NEW YORK (TIP): Over 250 under privileged students from lower strata of the society studying in eighth grade and above were inducted to undergo a one-year program to provide hands on experience on research in myriad fields in science, technology, math and engineering (STEM) stream.
The students, drawn from 75 schools in New York City will work under mentors in leading Ivy League university research labs and centers such as Cornell and Columbia, institutes of higher learning such as Memorial Sloan Kettering and NASA to pursue careers in STEM stream after their graduation. The ambitious project of Harlem Children’s Society (HCS) founded by Indianorigin researcher and scholar Dr. Satyajit ‘Sat’ Bhattacharya from Kolkatta has benefited more than 2500 local economically backward and minority children so far by providing them with hands on experience on research in the past 13 years.

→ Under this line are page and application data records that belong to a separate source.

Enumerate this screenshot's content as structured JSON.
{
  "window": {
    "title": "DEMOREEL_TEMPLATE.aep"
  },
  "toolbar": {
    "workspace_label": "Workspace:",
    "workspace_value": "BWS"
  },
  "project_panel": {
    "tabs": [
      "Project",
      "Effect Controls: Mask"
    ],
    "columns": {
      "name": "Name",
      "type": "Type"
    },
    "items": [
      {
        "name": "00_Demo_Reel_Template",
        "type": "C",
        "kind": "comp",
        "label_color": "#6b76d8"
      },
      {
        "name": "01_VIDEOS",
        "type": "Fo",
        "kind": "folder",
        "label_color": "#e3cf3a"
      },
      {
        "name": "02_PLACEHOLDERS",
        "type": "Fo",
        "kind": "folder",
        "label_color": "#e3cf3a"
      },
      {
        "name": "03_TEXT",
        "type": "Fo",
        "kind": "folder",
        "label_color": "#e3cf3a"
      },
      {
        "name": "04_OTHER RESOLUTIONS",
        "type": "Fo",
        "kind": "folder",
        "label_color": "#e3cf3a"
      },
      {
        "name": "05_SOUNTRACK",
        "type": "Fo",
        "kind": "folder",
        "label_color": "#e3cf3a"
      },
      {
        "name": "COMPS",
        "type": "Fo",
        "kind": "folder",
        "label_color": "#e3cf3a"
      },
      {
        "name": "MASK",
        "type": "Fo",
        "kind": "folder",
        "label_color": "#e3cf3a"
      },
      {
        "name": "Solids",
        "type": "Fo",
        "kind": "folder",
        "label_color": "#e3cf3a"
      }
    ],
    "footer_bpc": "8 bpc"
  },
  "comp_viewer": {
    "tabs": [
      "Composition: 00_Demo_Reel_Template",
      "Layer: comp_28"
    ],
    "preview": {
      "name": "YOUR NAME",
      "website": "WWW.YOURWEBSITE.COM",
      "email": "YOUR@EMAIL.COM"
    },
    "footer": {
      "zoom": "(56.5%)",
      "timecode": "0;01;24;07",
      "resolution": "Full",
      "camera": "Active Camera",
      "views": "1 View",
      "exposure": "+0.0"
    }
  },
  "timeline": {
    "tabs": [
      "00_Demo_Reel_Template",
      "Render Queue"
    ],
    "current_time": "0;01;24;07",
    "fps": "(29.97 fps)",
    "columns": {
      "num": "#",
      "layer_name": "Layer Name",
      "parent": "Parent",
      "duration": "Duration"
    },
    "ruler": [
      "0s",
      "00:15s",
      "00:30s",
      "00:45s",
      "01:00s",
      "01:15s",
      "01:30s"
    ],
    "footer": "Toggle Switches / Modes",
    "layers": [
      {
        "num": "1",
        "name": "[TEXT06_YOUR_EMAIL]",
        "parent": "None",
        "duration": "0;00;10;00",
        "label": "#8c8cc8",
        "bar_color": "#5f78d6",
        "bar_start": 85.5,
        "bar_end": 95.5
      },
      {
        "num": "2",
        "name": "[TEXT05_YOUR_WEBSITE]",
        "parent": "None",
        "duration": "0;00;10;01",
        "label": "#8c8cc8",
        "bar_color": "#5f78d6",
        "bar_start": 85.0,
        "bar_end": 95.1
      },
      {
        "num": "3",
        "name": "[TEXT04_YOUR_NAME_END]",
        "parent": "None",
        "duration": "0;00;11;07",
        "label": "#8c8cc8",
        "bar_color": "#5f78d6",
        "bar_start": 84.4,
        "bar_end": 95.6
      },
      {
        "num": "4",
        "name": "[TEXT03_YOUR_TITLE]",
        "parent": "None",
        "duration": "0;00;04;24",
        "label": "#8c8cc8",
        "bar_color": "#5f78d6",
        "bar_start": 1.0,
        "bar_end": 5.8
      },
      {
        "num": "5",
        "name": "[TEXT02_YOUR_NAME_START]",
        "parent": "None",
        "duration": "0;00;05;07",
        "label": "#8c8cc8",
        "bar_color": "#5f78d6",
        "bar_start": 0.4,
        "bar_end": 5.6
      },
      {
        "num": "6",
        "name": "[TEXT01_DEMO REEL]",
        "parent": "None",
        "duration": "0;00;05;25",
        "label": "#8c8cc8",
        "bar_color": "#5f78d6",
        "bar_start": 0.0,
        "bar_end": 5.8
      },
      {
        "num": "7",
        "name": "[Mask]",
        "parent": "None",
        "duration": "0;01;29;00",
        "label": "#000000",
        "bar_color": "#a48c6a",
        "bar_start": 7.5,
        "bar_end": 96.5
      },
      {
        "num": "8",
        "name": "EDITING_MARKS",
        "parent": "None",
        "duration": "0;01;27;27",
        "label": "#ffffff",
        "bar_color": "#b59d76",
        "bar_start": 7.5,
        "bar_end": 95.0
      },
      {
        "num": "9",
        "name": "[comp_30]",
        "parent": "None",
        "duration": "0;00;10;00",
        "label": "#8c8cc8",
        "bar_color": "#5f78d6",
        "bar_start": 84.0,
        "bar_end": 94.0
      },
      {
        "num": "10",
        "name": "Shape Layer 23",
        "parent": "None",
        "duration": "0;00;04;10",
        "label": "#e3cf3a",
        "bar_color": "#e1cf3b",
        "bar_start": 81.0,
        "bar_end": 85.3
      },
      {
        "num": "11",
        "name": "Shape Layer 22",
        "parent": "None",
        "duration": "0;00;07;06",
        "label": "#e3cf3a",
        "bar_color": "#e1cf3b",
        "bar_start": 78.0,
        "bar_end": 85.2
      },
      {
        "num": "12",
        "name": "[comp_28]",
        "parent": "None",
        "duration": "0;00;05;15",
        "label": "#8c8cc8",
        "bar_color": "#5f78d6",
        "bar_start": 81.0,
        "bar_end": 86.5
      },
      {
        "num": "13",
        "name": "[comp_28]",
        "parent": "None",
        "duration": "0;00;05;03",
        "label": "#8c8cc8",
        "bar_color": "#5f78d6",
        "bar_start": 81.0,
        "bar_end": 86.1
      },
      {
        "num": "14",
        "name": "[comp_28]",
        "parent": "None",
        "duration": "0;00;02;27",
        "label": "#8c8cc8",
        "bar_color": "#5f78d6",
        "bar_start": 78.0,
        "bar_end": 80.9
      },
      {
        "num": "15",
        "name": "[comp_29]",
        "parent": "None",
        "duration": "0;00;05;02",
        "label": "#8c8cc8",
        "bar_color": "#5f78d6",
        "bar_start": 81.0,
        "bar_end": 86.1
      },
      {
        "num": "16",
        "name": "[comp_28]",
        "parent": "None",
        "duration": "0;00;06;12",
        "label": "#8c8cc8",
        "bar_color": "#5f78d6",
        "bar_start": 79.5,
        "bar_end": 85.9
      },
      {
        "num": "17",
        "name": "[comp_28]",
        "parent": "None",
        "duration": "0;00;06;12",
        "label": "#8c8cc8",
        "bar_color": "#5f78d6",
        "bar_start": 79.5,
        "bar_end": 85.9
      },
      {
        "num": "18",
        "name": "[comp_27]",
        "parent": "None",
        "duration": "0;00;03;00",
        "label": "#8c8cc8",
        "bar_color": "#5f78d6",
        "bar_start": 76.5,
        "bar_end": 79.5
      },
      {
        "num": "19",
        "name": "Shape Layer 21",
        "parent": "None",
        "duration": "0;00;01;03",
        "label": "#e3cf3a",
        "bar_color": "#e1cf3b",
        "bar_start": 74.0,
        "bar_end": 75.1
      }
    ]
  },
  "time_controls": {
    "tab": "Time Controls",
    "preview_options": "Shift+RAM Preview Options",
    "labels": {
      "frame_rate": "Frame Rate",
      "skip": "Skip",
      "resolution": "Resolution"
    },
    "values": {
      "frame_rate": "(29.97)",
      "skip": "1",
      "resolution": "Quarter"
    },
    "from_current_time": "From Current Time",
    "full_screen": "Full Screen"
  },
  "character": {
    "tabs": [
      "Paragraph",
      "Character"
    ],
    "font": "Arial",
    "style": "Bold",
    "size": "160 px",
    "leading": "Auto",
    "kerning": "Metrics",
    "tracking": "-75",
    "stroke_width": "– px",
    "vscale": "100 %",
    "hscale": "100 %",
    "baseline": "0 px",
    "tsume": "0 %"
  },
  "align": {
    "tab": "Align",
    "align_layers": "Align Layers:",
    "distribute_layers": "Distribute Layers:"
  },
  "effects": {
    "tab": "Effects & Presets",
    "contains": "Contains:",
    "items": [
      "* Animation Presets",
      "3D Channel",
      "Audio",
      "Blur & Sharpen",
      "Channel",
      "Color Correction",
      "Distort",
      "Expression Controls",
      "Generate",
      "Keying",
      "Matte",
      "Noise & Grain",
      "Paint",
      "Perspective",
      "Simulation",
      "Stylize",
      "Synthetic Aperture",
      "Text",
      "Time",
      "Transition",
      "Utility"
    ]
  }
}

Of the 250 students, about 40 percent are African-Americans, 40 percent are Hispanics and rest is immigrants from the lower strata of the society. Of the total students chosen, 65 percent are women. The students have been paid stipend up to $1500 a month for the program and the benefit of the internship range from helping prevent school drop outs to developing a scientific inquest into the young minds, he said.

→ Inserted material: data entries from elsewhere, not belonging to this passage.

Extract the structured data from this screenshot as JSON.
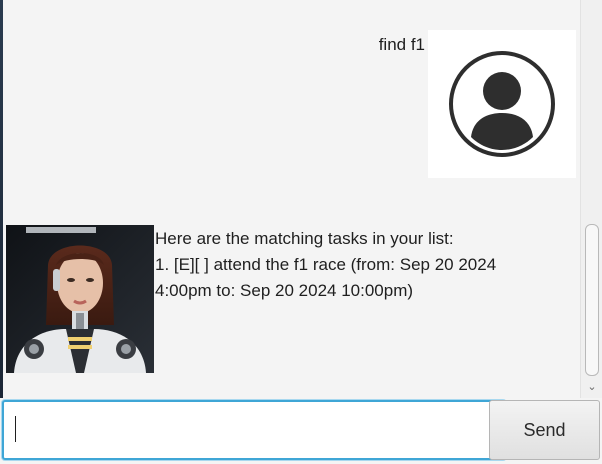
{
  "chat": {
    "user_message": {
      "text": "find f1",
      "avatar_icon": "user-circle-icon"
    },
    "bot_message": {
      "lines": [
        "Here are the matching tasks in your list:",
        "1. [E][ ] attend the f1 race (from: Sep 20 2024",
        "4:00pm to: Sep 20 2024 10:00pm)"
      ],
      "avatar": "robot-woman-portrait"
    }
  },
  "input": {
    "value": "",
    "placeholder": ""
  },
  "send_button": {
    "label": "Send"
  },
  "colors": {
    "background": "#f4f4f4",
    "input_focus_border": "#3fa6d6",
    "user_icon": "#2e2e2e"
  }
}
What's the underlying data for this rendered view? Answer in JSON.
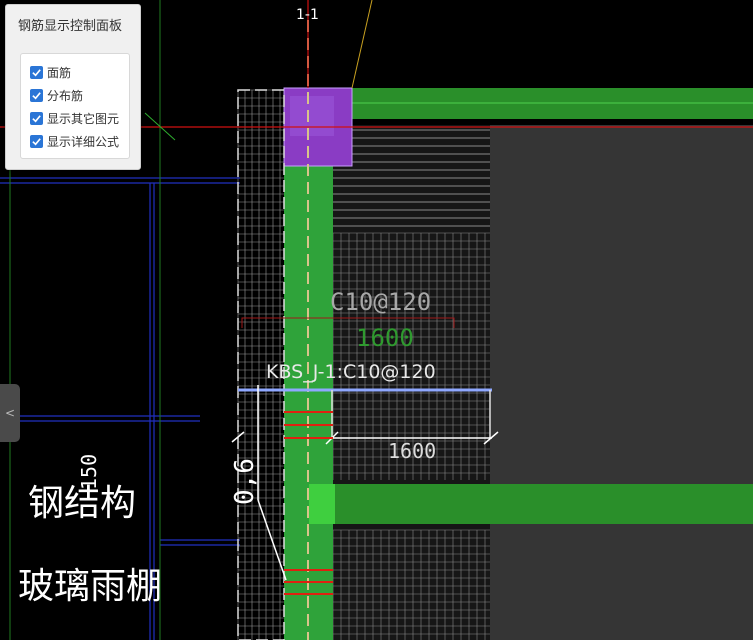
{
  "panel": {
    "title": "钢筋显示控制面板",
    "options": [
      {
        "label": "面筋",
        "checked": true
      },
      {
        "label": "分布筋",
        "checked": true
      },
      {
        "label": "显示其它图元",
        "checked": true
      },
      {
        "label": "显示详细公式",
        "checked": true
      }
    ]
  },
  "collapse_tab": {
    "glyph": "<"
  },
  "drawing": {
    "section_label": "1-1",
    "rebar_spec": "C10@120",
    "rebar_length": "1600",
    "member_label": "KBS_J-1:C10@120",
    "dimension_value": "1600",
    "vertical_dimension": "0,6",
    "small_dimension": "150",
    "text_steel_structure": "钢结构",
    "text_glass_canopy": "玻璃雨棚"
  },
  "colors": {
    "background": "#000000",
    "green_beam": "#2a8f2a",
    "column_purple": "#8a3cc4",
    "axis_red": "#d01010",
    "rebar_red": "#e02010",
    "blue_line": "#2030c0",
    "checkbox_blue": "#2a75d6"
  }
}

Bhattacharya, who is a renowned Research Scientist of Molecular Cancer Genetics at Memorial Sloan Kettering Cancer Center in New York, started this internship program 13 years ago when he moved to New York after completing his education in India. The skill-based learning program consists of hands on experience in research labs and scientific centers for four to five days in a week, attending lectures by Nobel Laureates and scientists, presentation of research papers to develop aptitude in conducting independent research and higher learning.
The students find it easier to get jobs after their graduation thanks to their hands on experience in various disciplines. The practical training is followed up with web-based online training courses. The students are chosen from poor background struggling to complete high school education. The students often work in labs part-time after school and full time in summer and spring breaks.

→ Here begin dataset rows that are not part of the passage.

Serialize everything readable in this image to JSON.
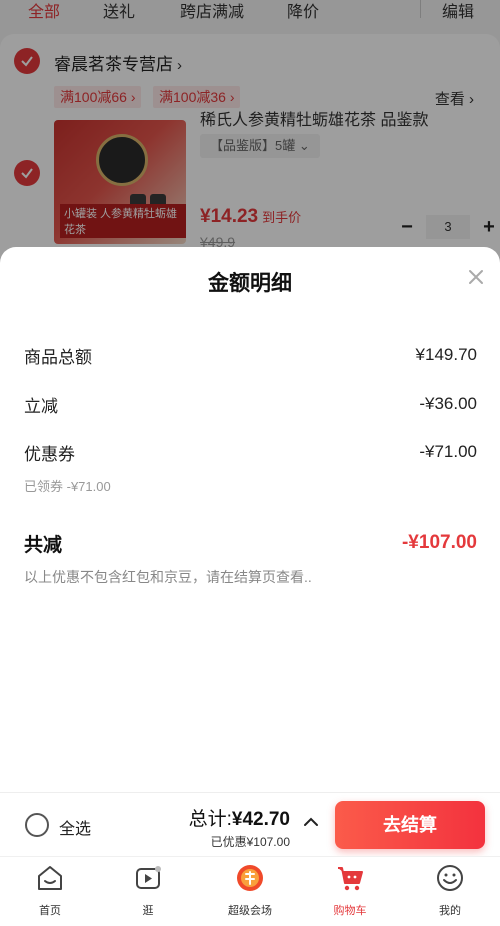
{
  "tabs": [
    {
      "label": "全部",
      "active": true
    },
    {
      "label": "送礼",
      "active": false
    },
    {
      "label": "跨店满减",
      "active": false
    },
    {
      "label": "降价",
      "active": false
    },
    {
      "label": "编辑",
      "active": false
    }
  ],
  "store": {
    "name": "睿晨茗茶专营店",
    "arrow": "›",
    "promos": [
      "满100减66 ›",
      "满100减36 ›"
    ],
    "view_label": "查看 ›"
  },
  "product": {
    "title": "稀氏人参黄精牡蛎雄花茶 品鉴款",
    "image_label": "小罐装 人参黄精牡蛎雄花茶",
    "variant": "【品鉴版】5罐  ⌄",
    "price_symbol": "¥",
    "price": "14.23",
    "price_hint": "到手价",
    "old_price": "¥49.9",
    "quantity": "3",
    "minus": "−",
    "plus": "+"
  },
  "sheet": {
    "title": "金额明细",
    "rows": [
      {
        "label": "商品总额",
        "value": "¥149.70"
      },
      {
        "label": "立减",
        "value": "-¥36.00"
      },
      {
        "label": "优惠券",
        "value": "-¥71.00"
      }
    ],
    "coupon_note": "已领券 -¥71.00",
    "total": {
      "label": "共减",
      "value": "-¥107.00"
    },
    "disclaimer": "以上优惠不包含红包和京豆，请在结算页查看.."
  },
  "checkout": {
    "select_all": "全选",
    "total_prefix": "总计:",
    "total_value": "¥42.70",
    "discount_note": "已优惠¥107.00",
    "button": "去结算"
  },
  "tabbar": [
    {
      "label": "首页",
      "icon": "home-icon"
    },
    {
      "label": "逛",
      "icon": "play-icon"
    },
    {
      "label": "超级会场",
      "icon": "mega-venue-icon"
    },
    {
      "label": "购物车",
      "icon": "cart-icon",
      "active": true
    },
    {
      "label": "我的",
      "icon": "profile-icon"
    }
  ],
  "colors": {
    "accent": "#e4393c",
    "button_gradient_start": "#fb5b4a",
    "button_gradient_end": "#f3323e"
  }
}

These internships helps the students to get into top universities and Ivy League institutions such as Cornell, Columbia, Stanford, MIT, Dartmouth, Penn State and others and also helps them in getting credit for their graduate studies. “It’s an open-ended program and it prevents school dropout rates very much. In the absence of scholarship they are forced to get jobs at the compulsion of their parents, Bhattacharya said.
The broad spectrum of cutting-edge topics on which students have engaged in research so far include aerospace engineering, bio medicine and bio informatics, computer modeling, cybernetics, forensics, genetic engineering, green architecture, HIV/AIDS, nanotechnology, protein modeling, renewable energy among others. Students are also taught financial management and basic skills such as communication, public relations and resume writing.
A number of school principals, science teachers, scientists, engineers and doctors from leading institutions – have joined in to support the endeavor of developing scientific pursuit among children. This is a very unique program sans classrooms as the students are placed as understudy in the network of 30,000 scientists, researchers and professors. The HCS flagship program was taken to Native American reservation in Hopi in Arizona where 15 students are chosen for skill-based development training.
The students will be taught modern and scientific farming to help their parents besides basic healthcare training. The program was launched in 2004 and over 200 students from the Reservation were trained so far. Some of the alumnus of the program has reached new heights in their career. One such case is a student doing his MD/PhD program at Harvard Medical School in Boston thanks to his internship at Memorial Sloan Kettering Hospital.
The students are chosen on the basis of merit, ambition and those hailing from economically weaker background of the society, he added. At the induction ceremony of the Harlem Children Society Class of 2013 held in Rosenthal Pavilion, Kimmel Center of New York University an array of speakers from public life heaped praise on the contribution of HCS to the society.
New York Comptroller John Liu, New York State Democratic and Legislative Leader Senator Andrea Stewart-Cousins, Council Member and Manhattan Borough President Candidate Robert Jackson, New York Mayoral Candidate Joseph Lhota, New York City Public Advocate Candidate Reshma Saujani, 2013 National Spelling Bee champion Arvind Mahankali, UN Women Senior Policy Adviser Sumantara Guha and other dignitaries complimented Dr Bhattacharya and said HCS has provided a new ray of hope to underprivileged children.
Pam Kwatra and Eric Kumar presented a proclamation from New York City Public Advocate and Mayoral candidate Bill de Blasio on the occasion. Students from the Hopi Reservation and also from Tanzania, Ethiopia, India and Nepal were inducted online and participated live thro video conference.